> [DESCRIPTION OF THE TASK] Look through the data below and, wherever a line carries the word "Prozesse", please copy that line.

Source records
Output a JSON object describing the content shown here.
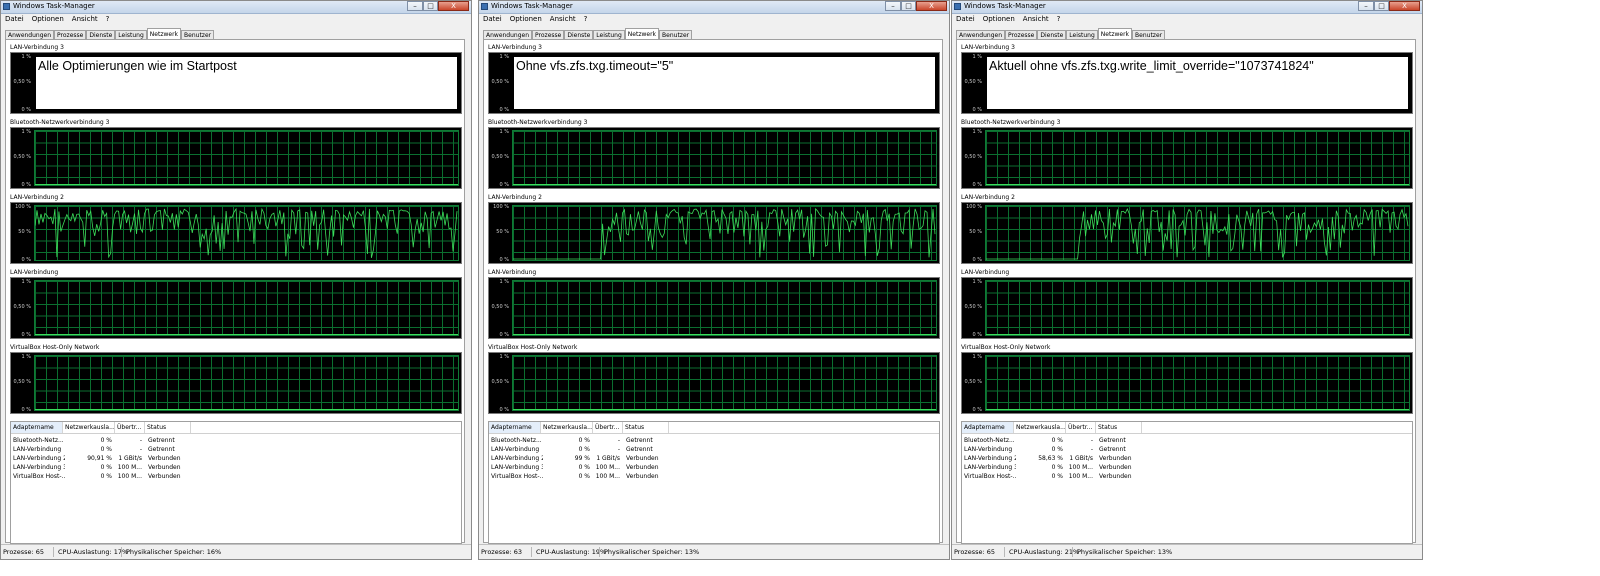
{
  "window_title": "Windows Task-Manager",
  "window_controls": {
    "minimize": "–",
    "maximize": "□",
    "close": "X"
  },
  "menu": [
    "Datei",
    "Optionen",
    "Ansicht",
    "?"
  ],
  "tabs": [
    "Anwendungen",
    "Prozesse",
    "Dienste",
    "Leistung",
    "Netzwerk",
    "Benutzer"
  ],
  "active_tab": "Netzwerk",
  "graph_titles": [
    "LAN-Verbindung 3",
    "Bluetooth-Netzwerkverbindung 3",
    "LAN-Verbindung 2",
    "LAN-Verbindung",
    "VirtualBox Host-Only Network"
  ],
  "graph_y_labels": {
    "small": [
      "1 %",
      "0,50 %",
      "0 %"
    ],
    "large": [
      "100 %",
      "50 %",
      "0 %"
    ]
  },
  "columns": [
    "Adaptername",
    "Netzwerkausla...",
    "Übertr...",
    "Status"
  ],
  "colors": {
    "graph_line": "#3cdc5a",
    "grid": "#0b6e2f",
    "graph_bg": "#000000"
  },
  "windows": [
    {
      "overlay_text": "Alle Optimierungen wie im Startpost",
      "rows": [
        [
          "Bluetooth-Netz...",
          "0 %",
          "-",
          "Getrennt"
        ],
        [
          "LAN-Verbindung",
          "0 %",
          "-",
          "Getrennt"
        ],
        [
          "LAN-Verbindung 2",
          "90,91 %",
          "1 GBit/s",
          "Verbunden"
        ],
        [
          "LAN-Verbindung 3",
          "0 %",
          "100 M...",
          "Verbunden"
        ],
        [
          "VirtualBox Host-...",
          "0 %",
          "100 M...",
          "Verbunden"
        ]
      ],
      "status": {
        "processes": "Prozesse: 65",
        "cpu": "CPU-Auslastung: 17%",
        "memory": "Physikalischer Speicher: 16%"
      },
      "lan2_activity_start": 0.0
    },
    {
      "overlay_text": "Ohne vfs.zfs.txg.timeout=\"5\"",
      "rows": [
        [
          "Bluetooth-Netz...",
          "0 %",
          "-",
          "Getrennt"
        ],
        [
          "LAN-Verbindung",
          "0 %",
          "-",
          "Getrennt"
        ],
        [
          "LAN-Verbindung 2",
          "99 %",
          "1 GBit/s",
          "Verbunden"
        ],
        [
          "LAN-Verbindung 3",
          "0 %",
          "100 M...",
          "Verbunden"
        ],
        [
          "VirtualBox Host-...",
          "0 %",
          "100 M...",
          "Verbunden"
        ]
      ],
      "status": {
        "processes": "Prozesse: 63",
        "cpu": "CPU-Auslastung: 19%",
        "memory": "Physikalischer Speicher: 13%"
      },
      "lan2_activity_start": 0.21
    },
    {
      "overlay_text": "Aktuell ohne vfs.zfs.txg.write_limit_override=\"1073741824\"",
      "rows": [
        [
          "Bluetooth-Netz...",
          "0 %",
          "-",
          "Getrennt"
        ],
        [
          "LAN-Verbindung",
          "0 %",
          "-",
          "Getrennt"
        ],
        [
          "LAN-Verbindung 2",
          "58,63 %",
          "1 GBit/s",
          "Verbunden"
        ],
        [
          "LAN-Verbindung 3",
          "0 %",
          "100 M...",
          "Verbunden"
        ],
        [
          "VirtualBox Host-...",
          "0 %",
          "100 M...",
          "Verbunden"
        ]
      ],
      "status": {
        "processes": "Prozesse: 65",
        "cpu": "CPU-Auslastung: 21%",
        "memory": "Physikalischer Speicher: 13%"
      },
      "lan2_activity_start": 0.22
    }
  ]
}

> [FINISHED TASK]
    "Prozesse",
        "processes": "Prozesse: 65",
        "processes": "Prozesse: 63",
        "processes": "Prozesse: 65",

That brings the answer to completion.